**Required action**. Nothing should differ between your output and the entries below.

(Website and app data records)
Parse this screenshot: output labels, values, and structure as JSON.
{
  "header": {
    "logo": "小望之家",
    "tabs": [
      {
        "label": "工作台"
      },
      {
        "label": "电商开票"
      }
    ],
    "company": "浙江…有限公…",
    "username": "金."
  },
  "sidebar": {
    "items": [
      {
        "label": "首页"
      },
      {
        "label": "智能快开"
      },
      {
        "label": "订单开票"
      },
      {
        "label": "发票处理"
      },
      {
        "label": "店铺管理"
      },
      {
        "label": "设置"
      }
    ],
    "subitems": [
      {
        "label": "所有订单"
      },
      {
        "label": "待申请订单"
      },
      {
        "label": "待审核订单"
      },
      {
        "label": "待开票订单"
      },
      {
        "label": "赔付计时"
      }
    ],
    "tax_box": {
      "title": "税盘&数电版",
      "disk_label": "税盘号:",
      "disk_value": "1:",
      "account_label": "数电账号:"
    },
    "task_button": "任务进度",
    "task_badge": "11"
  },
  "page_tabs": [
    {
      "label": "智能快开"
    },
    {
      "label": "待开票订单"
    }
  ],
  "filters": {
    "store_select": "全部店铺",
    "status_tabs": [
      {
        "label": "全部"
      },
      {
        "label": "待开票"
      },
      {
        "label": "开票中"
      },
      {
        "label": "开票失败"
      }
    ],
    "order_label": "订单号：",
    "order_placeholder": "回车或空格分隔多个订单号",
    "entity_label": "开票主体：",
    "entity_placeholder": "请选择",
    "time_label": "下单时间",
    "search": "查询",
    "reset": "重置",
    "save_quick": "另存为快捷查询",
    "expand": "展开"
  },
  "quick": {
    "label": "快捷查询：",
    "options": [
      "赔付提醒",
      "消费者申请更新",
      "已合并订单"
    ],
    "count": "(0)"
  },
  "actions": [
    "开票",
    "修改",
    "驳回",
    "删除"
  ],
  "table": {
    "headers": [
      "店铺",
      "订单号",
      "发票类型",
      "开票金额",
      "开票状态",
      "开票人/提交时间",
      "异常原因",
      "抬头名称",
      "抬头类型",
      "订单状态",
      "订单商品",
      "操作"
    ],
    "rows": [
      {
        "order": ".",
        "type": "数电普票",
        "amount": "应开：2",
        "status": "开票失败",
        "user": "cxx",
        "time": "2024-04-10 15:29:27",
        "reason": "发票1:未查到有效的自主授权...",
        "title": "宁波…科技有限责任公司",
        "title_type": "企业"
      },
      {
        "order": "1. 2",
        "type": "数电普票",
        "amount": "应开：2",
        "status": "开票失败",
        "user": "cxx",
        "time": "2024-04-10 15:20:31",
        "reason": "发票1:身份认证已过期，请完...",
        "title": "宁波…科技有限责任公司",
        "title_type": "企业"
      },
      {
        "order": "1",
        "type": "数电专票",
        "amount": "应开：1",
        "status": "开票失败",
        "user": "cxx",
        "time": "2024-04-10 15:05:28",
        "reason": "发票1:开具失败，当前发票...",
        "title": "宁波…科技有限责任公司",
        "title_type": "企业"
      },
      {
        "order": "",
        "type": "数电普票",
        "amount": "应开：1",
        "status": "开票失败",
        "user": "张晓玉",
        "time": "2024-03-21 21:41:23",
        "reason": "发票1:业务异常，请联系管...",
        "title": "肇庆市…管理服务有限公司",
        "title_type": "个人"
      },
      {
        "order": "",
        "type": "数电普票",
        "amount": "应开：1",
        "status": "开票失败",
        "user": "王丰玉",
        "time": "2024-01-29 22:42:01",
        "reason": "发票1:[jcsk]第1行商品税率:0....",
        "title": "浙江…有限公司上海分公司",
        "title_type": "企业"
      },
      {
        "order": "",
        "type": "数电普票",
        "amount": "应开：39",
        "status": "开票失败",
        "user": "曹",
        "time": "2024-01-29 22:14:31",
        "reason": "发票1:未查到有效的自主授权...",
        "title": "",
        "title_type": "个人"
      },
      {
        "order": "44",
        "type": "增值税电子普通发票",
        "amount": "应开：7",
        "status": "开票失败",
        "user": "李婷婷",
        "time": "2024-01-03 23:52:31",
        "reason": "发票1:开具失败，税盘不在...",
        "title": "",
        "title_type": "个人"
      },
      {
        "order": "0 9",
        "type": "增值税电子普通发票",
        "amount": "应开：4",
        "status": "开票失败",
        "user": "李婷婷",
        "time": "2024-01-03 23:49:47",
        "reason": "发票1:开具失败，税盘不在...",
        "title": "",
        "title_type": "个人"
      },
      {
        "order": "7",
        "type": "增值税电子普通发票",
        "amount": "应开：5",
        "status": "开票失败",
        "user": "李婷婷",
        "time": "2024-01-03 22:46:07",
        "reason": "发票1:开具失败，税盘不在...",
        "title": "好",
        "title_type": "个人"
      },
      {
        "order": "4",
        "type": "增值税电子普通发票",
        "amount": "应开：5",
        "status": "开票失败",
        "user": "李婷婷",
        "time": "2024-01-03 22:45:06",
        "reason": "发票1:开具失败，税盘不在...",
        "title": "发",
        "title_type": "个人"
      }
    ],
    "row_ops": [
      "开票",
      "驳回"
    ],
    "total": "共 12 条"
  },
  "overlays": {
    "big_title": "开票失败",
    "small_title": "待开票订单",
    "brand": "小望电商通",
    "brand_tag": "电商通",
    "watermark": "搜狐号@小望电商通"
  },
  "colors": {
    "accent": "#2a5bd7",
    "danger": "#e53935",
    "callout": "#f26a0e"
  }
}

**Task response**.
Parse this screenshot: output labels, values, and structure as JSON.
{
  "header": {
    "logo": "小望之家",
    "tabs": [
      {
        "label": "工作台"
      },
      {
        "label": "电商开票"
      }
    ],
    "company": "浙江…有限公…",
    "username": "金."
  },
  "sidebar": {
    "items": [
      {
        "label": "首页"
      },
      {
        "label": "智能快开"
      },
      {
        "label": "订单开票"
      },
      {
        "label": "发票处理"
      },
      {
        "label": "店铺管理"
      },
      {
        "label": "设置"
      }
    ],
    "subitems": [
      {
        "label": "所有订单"
      },
      {
        "label": "待申请订单"
      },
      {
        "label": "待审核订单"
      },
      {
        "label": "待开票订单"
      },
      {
        "label": "赔付计时"
      }
    ],
    "tax_box": {
      "title": "税盘&数电版",
      "disk_label": "税盘号:",
      "disk_value": "1:",
      "account_label": "数电账号:"
    },
    "task_button": "任务进度",
    "task_badge": "11"
  },
  "page_tabs": [
    {
      "label": "智能快开"
    },
    {
      "label": "待开票订单"
    }
  ],
  "filters": {
    "store_select": "全部店铺",
    "status_tabs": [
      {
        "label": "全部"
      },
      {
        "label": "待开票"
      },
      {
        "label": "开票中"
      },
      {
        "label": "开票失败"
      }
    ],
    "order_label": "订单号：",
    "order_placeholder": "回车或空格分隔多个订单号",
    "entity_label": "开票主体：",
    "entity_placeholder": "请选择",
    "time_label": "下单时间",
    "search": "查询",
    "reset": "重置",
    "save_quick": "另存为快捷查询",
    "expand": "展开"
  },
  "quick": {
    "label": "快捷查询：",
    "options": [
      "赔付提醒",
      "消费者申请更新",
      "已合并订单"
    ],
    "count": "(0)"
  },
  "actions": [
    "开票",
    "修改",
    "驳回",
    "删除"
  ],
  "table": {
    "headers": [
      "店铺",
      "订单号",
      "发票类型",
      "开票金额",
      "开票状态",
      "开票人/提交时间",
      "异常原因",
      "抬头名称",
      "抬头类型",
      "订单状态",
      "订单商品",
      "操作"
    ],
    "rows": [
      {
        "order": ".",
        "type": "数电普票",
        "amount": "应开：2",
        "status": "开票失败",
        "user": "cxx",
        "time": "2024-04-10 15:29:27",
        "reason": "发票1:未查到有效的自主授权...",
        "title": "宁波…科技有限责任公司",
        "title_type": "企业"
      },
      {
        "order": "1. 2",
        "type": "数电普票",
        "amount": "应开：2",
        "status": "开票失败",
        "user": "cxx",
        "time": "2024-04-10 15:20:31",
        "reason": "发票1:身份认证已过期，请完...",
        "title": "宁波…科技有限责任公司",
        "title_type": "企业"
      },
      {
        "order": "1",
        "type": "数电专票",
        "amount": "应开：1",
        "status": "开票失败",
        "user": "cxx",
        "time": "2024-04-10 15:05:28",
        "reason": "发票1:开具失败，当前发票...",
        "title": "宁波…科技有限责任公司",
        "title_type": "企业"
      },
      {
        "order": "",
        "type": "数电普票",
        "amount": "应开：1",
        "status": "开票失败",
        "user": "张晓玉",
        "time": "2024-03-21 21:41:23",
        "reason": "发票1:业务异常，请联系管...",
        "title": "肇庆市…管理服务有限公司",
        "title_type": "个人"
      },
      {
        "order": "",
        "type": "数电普票",
        "amount": "应开：1",
        "status": "开票失败",
        "user": "王丰玉",
        "time": "2024-01-29 22:42:01",
        "reason": "发票1:[jcsk]第1行商品税率:0....",
        "title": "浙江…有限公司上海分公司",
        "title_type": "企业"
      },
      {
        "order": "",
        "type": "数电普票",
        "amount": "应开：39",
        "status": "开票失败",
        "user": "曹",
        "time": "2024-01-29 22:14:31",
        "reason": "发票1:未查到有效的自主授权...",
        "title": "",
        "title_type": "个人"
      },
      {
        "order": "44",
        "type": "增值税电子普通发票",
        "amount": "应开：7",
        "status": "开票失败",
        "user": "李婷婷",
        "time": "2024-01-03 23:52:31",
        "reason": "发票1:开具失败，税盘不在...",
        "title": "",
        "title_type": "个人"
      },
      {
        "order": "0 9",
        "type": "增值税电子普通发票",
        "amount": "应开：4",
        "status": "开票失败",
        "user": "李婷婷",
        "time": "2024-01-03 23:49:47",
        "reason": "发票1:开具失败，税盘不在...",
        "title": "",
        "title_type": "个人"
      },
      {
        "order": "7",
        "type": "增值税电子普通发票",
        "amount": "应开：5",
        "status": "开票失败",
        "user": "李婷婷",
        "time": "2024-01-03 22:46:07",
        "reason": "发票1:开具失败，税盘不在...",
        "title": "好",
        "title_type": "个人"
      },
      {
        "order": "4",
        "type": "增值税电子普通发票",
        "amount": "应开：5",
        "status": "开票失败",
        "user": "李婷婷",
        "time": "2024-01-03 22:45:06",
        "reason": "发票1:开具失败，税盘不在...",
        "title": "发",
        "title_type": "个人"
      }
    ],
    "row_ops": [
      "开票",
      "驳回"
    ],
    "total": "共 12 条"
  },
  "overlays": {
    "big_title": "开票失败",
    "small_title": "待开票订单",
    "brand": "小望电商通",
    "brand_tag": "电商通",
    "watermark": "搜狐号@小望电商通"
  },
  "colors": {
    "accent": "#2a5bd7",
    "danger": "#e53935",
    "callout": "#f26a0e"
  }
}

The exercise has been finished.